Young women are spending more and more in China, driving the economy and the view of spending habits in the country, according to a report by CNBC.
There’s a business saying in China that “those who win over women’s hearts win it all.” Spending by women in the country has increased about 81 percent in the past five years, to $670 billion, according to one of China’s largest investment banks, Guotai Junan.
This is all despite the fact that China still has a significant gender imbalance, as there are 31.6 million more males than females in the country. Still, women make up about 55 percent of online spending, which is still much more than their population proportion.
There are also events in the country that cater specifically to women, like the “queen festival” or the “goddess festival” or the “butterfly festival.” Those events offer coupons and discounts as retailers fight over the female dollar.
Another woman-centered day, International Women’s Day, has also become a huge shopping event in China. Between 2014 and 2017, women spending on the day increased 64 percent on Alibaba’s Taobao, which is China’s largest online marketplace.
Online shopping is extremely popular in China, and it accounts for about 35 percent of all retail sales, which is the highest rate on the planet. In the U.S., according to eMarketer, online sales only account for 10.9 of sales.
Online sales have been steadily rising every year in China.
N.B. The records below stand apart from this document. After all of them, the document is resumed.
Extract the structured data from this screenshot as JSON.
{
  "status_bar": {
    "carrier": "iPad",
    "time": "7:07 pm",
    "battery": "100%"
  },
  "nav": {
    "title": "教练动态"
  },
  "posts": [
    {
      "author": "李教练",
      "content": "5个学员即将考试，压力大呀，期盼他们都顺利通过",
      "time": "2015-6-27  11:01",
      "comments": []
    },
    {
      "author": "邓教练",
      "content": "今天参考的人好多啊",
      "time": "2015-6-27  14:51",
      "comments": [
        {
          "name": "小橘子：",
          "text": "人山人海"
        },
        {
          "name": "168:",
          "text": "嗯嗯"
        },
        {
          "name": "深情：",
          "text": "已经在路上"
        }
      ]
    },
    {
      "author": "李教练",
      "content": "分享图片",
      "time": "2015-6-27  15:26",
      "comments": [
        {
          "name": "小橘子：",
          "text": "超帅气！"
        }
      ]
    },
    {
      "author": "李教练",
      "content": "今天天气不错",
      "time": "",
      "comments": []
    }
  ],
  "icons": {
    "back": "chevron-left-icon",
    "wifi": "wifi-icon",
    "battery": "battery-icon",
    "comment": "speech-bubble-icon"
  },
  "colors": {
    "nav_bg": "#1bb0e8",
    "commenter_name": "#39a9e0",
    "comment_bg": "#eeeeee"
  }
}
In 2013, sales totaled $280 billion, but that number reached $1.34 trillion in 2018. The reason for the shift toward women shoppers, according to economics professor Qiu Xiaodong, is that women live in a different time than their predecessors.
“The new generation, girls born in the ‘80s and ‘90s, live in a time when the country’s economy is growing, their income is growing, and then their parents’ consumption power and consumption concept are changing,” Qiu said.